affect the entire building, and had the classic non-tapering cracks, and
one had floorboards which had pulled out from under the skirting boards.
Rather than causing repairable damage, both buildings were in effect
write-offs.
I can't say that my contributions as an arb were sparkling, but the other
experts were struggling a bit as well!  In both cases the past presence of
trees was the only rational cause of influence.
The notion that staged removal of a tree might alleviate damage is
interesting.  In theory it shouldn't work because if soil is going to reach
an end volume, the magnitude of movement would be the same however long it
took - wouldn't it? Hmmm
The thing is, as Jon says, no-one really knows with any clinical certainty.
Enough already, supper awaits!
Jim


-----Original Message-----
From: uktc-request@xxxxxx.tree-care.info [mailto:
uktc-request@xxxxxx.tree-care.info] On Behalf Of Jon Heuch
Sent: 20 January 2021 17:55
To: UK Tree Care
Subject: Re: Heave Risk Assessment

Bill



It's an interesting question.
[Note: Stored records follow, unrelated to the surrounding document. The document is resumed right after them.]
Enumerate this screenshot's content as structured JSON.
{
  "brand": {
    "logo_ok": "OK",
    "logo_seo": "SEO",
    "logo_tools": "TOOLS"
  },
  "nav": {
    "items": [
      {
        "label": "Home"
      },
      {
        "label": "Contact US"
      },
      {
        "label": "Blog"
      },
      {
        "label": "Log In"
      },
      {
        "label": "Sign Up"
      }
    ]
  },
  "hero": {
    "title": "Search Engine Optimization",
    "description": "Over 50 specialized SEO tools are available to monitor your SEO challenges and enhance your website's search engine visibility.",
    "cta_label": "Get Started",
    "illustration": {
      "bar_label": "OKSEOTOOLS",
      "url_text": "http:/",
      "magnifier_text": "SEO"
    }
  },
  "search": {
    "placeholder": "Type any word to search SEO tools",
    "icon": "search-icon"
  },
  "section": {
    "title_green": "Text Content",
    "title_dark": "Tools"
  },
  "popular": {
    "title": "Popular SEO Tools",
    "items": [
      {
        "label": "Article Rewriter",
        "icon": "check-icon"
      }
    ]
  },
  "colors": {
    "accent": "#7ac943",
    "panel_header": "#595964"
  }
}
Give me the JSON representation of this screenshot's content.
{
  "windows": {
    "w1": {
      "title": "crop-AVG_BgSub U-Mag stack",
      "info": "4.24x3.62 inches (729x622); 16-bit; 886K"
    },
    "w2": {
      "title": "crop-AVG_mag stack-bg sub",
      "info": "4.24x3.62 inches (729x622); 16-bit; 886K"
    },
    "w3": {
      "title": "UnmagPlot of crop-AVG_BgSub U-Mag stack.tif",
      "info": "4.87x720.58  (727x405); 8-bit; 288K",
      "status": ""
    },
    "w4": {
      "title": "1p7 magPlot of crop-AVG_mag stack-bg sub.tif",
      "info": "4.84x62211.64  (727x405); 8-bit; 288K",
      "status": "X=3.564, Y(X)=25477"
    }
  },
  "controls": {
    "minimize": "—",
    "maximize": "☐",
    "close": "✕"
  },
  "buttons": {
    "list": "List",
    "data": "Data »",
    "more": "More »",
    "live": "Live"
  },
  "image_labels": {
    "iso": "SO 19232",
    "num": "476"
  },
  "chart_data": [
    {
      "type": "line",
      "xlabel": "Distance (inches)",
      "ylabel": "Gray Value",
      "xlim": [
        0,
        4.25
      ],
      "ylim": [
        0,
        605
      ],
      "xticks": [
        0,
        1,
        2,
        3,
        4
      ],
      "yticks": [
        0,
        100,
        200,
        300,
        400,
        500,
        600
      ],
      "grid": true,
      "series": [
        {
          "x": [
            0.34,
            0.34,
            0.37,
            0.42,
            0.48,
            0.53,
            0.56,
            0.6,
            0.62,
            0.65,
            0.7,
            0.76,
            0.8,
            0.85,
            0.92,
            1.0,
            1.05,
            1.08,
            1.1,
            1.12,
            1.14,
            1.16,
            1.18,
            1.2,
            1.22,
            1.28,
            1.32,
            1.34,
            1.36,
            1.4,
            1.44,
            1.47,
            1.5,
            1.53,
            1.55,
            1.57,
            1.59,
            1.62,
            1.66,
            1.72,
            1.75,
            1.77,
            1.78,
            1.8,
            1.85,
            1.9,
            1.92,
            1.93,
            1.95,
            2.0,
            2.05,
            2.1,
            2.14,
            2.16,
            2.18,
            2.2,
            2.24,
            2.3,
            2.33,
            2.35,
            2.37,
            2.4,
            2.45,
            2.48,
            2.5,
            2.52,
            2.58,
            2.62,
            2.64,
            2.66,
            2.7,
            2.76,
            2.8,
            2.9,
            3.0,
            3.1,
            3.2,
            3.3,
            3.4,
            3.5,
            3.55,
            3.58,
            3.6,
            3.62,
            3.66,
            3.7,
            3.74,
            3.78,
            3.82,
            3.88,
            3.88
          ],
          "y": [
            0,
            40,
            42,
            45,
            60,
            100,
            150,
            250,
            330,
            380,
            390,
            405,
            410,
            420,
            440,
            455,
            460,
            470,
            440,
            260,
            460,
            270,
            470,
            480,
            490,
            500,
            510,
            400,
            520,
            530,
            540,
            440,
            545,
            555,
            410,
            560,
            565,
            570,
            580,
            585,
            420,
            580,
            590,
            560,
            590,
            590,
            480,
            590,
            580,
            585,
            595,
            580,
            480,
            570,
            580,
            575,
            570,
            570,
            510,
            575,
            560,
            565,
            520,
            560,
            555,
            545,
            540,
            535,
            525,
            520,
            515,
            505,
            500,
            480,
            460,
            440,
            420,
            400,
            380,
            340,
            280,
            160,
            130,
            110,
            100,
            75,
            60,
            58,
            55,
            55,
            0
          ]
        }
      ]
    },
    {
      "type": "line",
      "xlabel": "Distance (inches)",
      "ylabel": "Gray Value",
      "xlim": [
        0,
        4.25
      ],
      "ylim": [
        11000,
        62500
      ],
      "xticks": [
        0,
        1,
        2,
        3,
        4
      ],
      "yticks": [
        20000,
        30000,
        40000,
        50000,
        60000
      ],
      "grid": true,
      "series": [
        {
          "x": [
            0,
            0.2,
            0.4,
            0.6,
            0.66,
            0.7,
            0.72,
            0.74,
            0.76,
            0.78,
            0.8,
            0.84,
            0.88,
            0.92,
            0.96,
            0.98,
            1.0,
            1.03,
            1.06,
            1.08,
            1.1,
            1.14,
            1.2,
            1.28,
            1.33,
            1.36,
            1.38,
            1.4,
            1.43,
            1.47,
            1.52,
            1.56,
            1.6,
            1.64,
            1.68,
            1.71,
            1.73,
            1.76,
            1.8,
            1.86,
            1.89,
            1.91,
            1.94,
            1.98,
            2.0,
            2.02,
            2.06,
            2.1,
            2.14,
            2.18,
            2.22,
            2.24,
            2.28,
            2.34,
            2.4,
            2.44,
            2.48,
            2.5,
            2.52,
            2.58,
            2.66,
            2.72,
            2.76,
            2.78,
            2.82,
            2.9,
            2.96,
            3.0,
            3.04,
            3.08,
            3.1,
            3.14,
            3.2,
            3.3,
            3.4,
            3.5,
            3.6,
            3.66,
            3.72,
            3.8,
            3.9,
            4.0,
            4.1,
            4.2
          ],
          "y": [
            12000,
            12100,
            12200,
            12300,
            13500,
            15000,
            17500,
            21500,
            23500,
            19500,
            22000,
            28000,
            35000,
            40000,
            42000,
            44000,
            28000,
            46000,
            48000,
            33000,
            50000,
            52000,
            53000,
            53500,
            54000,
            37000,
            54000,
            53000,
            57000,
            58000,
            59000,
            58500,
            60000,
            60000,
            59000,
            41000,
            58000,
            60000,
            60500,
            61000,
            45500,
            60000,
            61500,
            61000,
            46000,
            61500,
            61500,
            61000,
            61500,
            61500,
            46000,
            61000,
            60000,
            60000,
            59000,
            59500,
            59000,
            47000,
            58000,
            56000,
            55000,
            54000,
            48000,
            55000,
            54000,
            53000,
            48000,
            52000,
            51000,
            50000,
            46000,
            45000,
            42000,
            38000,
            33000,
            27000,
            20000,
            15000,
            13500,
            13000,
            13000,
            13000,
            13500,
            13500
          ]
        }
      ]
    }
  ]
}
Similarly, one engineer who I have worked
with
for some years, asks the question why didn't they have lots of heave claims
after the 1987 storm? (they didn't)



Heave is a comparative rarity; there is very little data on it. A few NHBC
claims for new houses. And of course once a tree has been removed there is
no need to involve an arborist so routinely a claim for heave does not
require an arb to do anything with trees. We may not hear about such
claims.



It's the rarity that causes the mystery. A few famous documented cases.
Next
time  you go to Windsor Great Park you need to pick up the case documenting
movement in one of the buildings there.



Cutting a tree down in stages means that no-one has any idea of the history
as the whole process lasts  years rather than months, making life even more
complex. It sounds good but we have no evidence it makes any difference.



Jon






--
The UK Tree Care mailing list
To unsubscribe send mailto:uktc-unsubscribe@xxxxxx.tree-care.info

The UKTC forum is supported by Bosky Trees arboricultural consultancy and
Stockholm Tree Pits
https://www.stockholmtreepits.co.uk



--
The UK Tree Care mailing list
To unsubscribe send mailto:uktc-unsubscribe@xxxxxx.tree-care.info

The UKTC forum is supported by Bosky Trees arboricultural consultancy and
Stockholm Tree Pits
https://www.stockholmtreepits.co.uk




-- 
The UK Tree Care mailing list
To unsubscribe send mailto:uktc-unsubscribe@xxxxxx.tree-care.info

The UKTC forum is supported by Bosky Trees arboricultural consultancy and
Stockholm Tree Pits
https://www.stockholmtreepits.co.uk